Shifting gears to actual level design, it’s pretty much on par, at least in movement, with each other, though the scenery in each level is going to change to keep it visually intriguing. Going back to the start, because I don’t want to spoil too much, you’ll go from neighborhood to a bridge to neon lit streets of a downtown area. Visually it is different from place to place, but the actual movement areas and structure carry the same feel from each environment to the next. The visuals do help to distinguish progression and keep the game graphically interesting, which is fine by me. Again, much like the repetitive baddies, I know people are going to raise ridiculous flags in what is perceived as not thinking outside the box from the developers, but again I must credit QUByte for sticking true to the genre and its past. This is exactly how beat ‘em ups would have been made back in the day. There’s something to be said about being respectful to where everything in your game originally comes from in the genre it was born.
Old school style aside, the game does attempt to break out from the norm.
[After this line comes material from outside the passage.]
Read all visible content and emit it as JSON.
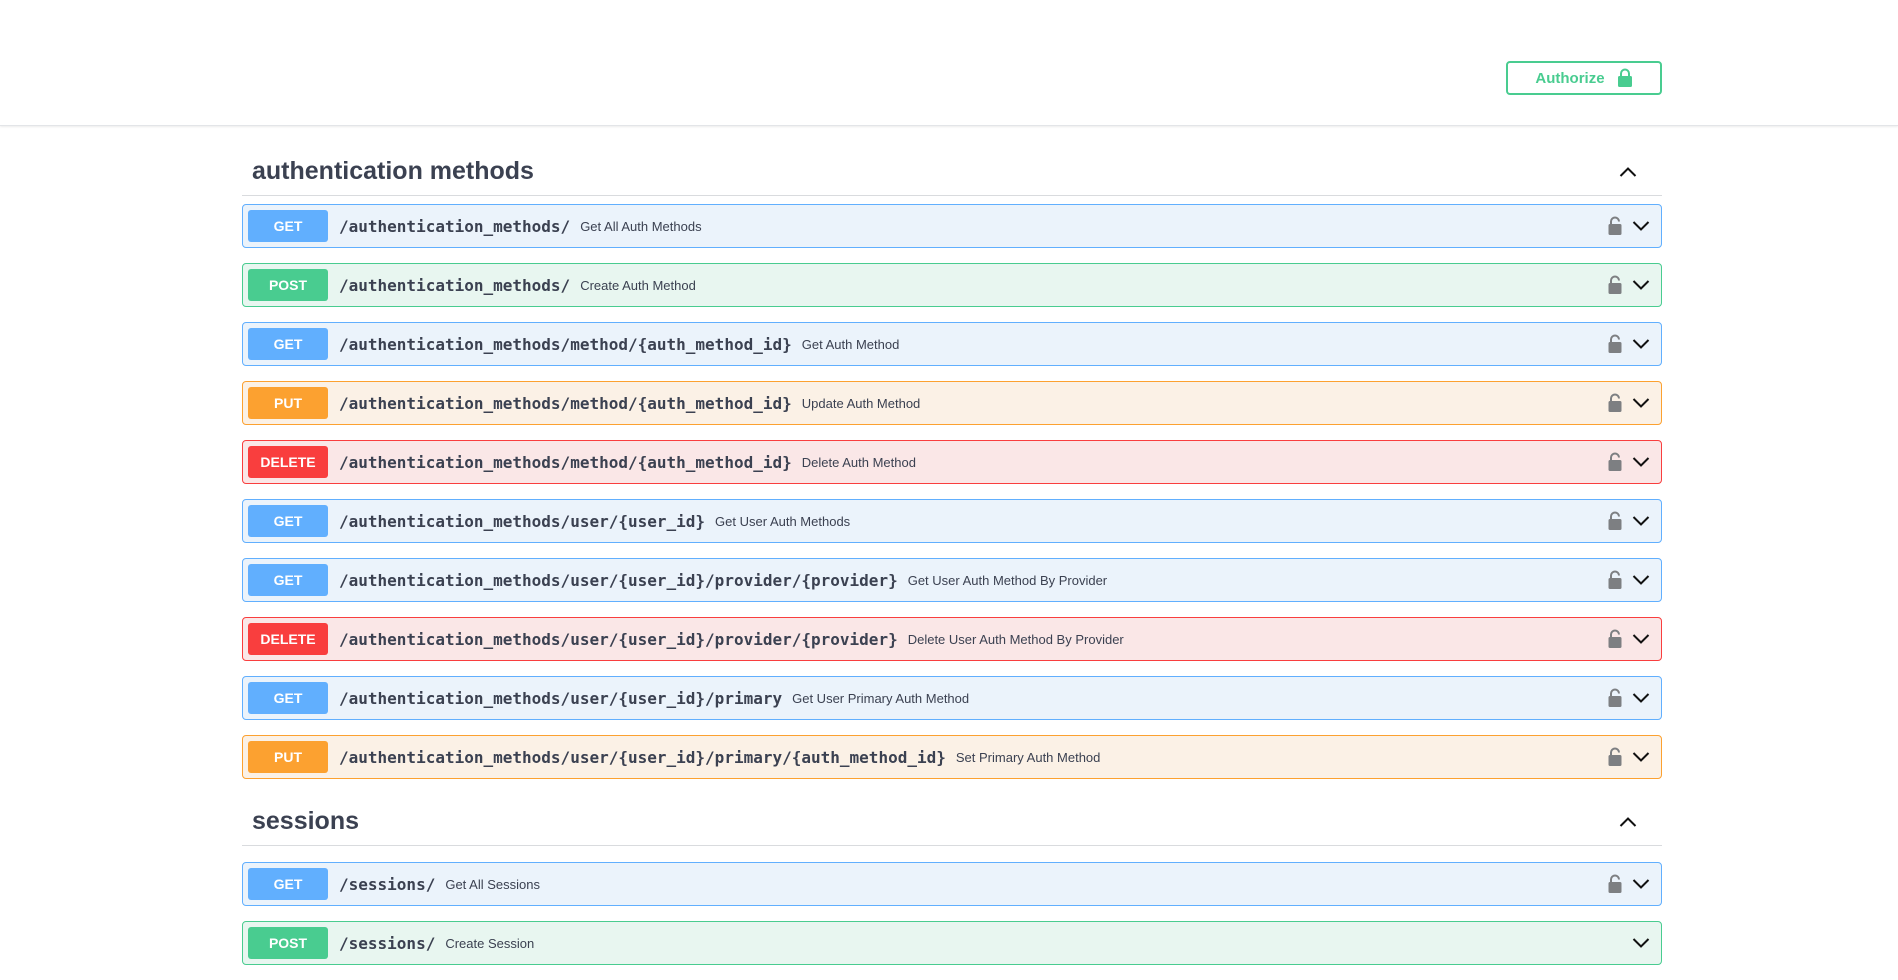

The first way is by offering upgrades to moves. Having the ability to look outside just ‘punch, kick, jump’ is going above and beyond with this genre. 99Vidas also takes the simple concept of the genre and adds some mixture to simple controls of jump, kick and punch. There are multi-combination actions, where you can push multiple buttons to perform special moves, sometimes enormously powerful ones.
In addition to the above ways, the game also allows for unlockable characters, a concept that didn’t rear its head until the Street Fighters of the world emerged onto the scene with unlockable add-ons as reward for defeating the game. As you progress and succeed in 99Vidas, then you will have the chance to uncover more players. Not too bad for a worn out genre, right?
The last thing that makes this different, but somewhat the same if you look at it hard enough, is the ability to play co-op locally or online. While I didn’t get to try these out, as we didn’t have another code or know anyone to play online, the mere concept of it is interesting and it adds some depth to the game, as well as bringing back some old concepts with new online twists. Anytime you can improve an old concept well, then you’re doing it right.
Anyway, there is enough separation here with the usual blueprint for this genre to make 99Vidas worth a go. As gameplay goes, it’s easy to pick up and play, as well as stupid fun from beginning to end. 99Vidas makes me want to break open my old Streets of Rage game and have another go with it. It shows that games like that still have legs and can be exciting to play.